WORK TO COMPLETE: All entries below are to be retyped in full, precisely as they appear.

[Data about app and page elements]

################

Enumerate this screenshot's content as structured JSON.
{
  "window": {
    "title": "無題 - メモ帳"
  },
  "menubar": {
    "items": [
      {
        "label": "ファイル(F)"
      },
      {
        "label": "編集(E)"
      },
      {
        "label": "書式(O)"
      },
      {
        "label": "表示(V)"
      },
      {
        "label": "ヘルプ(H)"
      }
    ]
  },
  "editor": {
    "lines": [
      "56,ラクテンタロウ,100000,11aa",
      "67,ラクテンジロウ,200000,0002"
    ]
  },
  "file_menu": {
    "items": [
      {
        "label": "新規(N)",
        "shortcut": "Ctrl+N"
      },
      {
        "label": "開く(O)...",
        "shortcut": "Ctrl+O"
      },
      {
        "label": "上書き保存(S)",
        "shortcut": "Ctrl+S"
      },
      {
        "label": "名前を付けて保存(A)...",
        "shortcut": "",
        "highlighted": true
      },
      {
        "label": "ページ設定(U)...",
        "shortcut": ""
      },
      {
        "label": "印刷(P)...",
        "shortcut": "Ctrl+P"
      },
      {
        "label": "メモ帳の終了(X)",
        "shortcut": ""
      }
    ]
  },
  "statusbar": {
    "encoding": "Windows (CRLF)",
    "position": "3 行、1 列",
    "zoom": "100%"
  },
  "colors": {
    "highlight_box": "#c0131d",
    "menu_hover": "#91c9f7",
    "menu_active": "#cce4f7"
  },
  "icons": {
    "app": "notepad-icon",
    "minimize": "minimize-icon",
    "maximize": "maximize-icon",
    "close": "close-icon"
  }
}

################

OUTPUT FOR THIS TASK:
Enumerate this screenshot's content as structured JSON.
{
  "window": {
    "title": "無題 - メモ帳"
  },
  "menubar": {
    "items": [
      {
        "label": "ファイル(F)"
      },
      {
        "label": "編集(E)"
      },
      {
        "label": "書式(O)"
      },
      {
        "label": "表示(V)"
      },
      {
        "label": "ヘルプ(H)"
      }
    ]
  },
  "editor": {
    "lines": [
      "56,ラクテンタロウ,100000,11aa",
      "67,ラクテンジロウ,200000,0002"
    ]
  },
  "file_menu": {
    "items": [
      {
        "label": "新規(N)",
        "shortcut": "Ctrl+N"
      },
      {
        "label": "開く(O)...",
        "shortcut": "Ctrl+O"
      },
      {
        "label": "上書き保存(S)",
        "shortcut": "Ctrl+S"
      },
      {
        "label": "名前を付けて保存(A)...",
        "shortcut": "",
        "highlighted": true
      },
      {
        "label": "ページ設定(U)...",
        "shortcut": ""
      },
      {
        "label": "印刷(P)...",
        "shortcut": "Ctrl+P"
      },
      {
        "label": "メモ帳の終了(X)",
        "shortcut": ""
      }
    ]
  },
  "statusbar": {
    "encoding": "Windows (CRLF)",
    "position": "3 行、1 列",
    "zoom": "100%"
  },
  "colors": {
    "highlight_box": "#c0131d",
    "menu_hover": "#91c9f7",
    "menu_active": "#cce4f7"
  },
  "icons": {
    "app": "notepad-icon",
    "minimize": "minimize-icon",
    "maximize": "maximize-icon",
    "close": "close-icon"
  }
}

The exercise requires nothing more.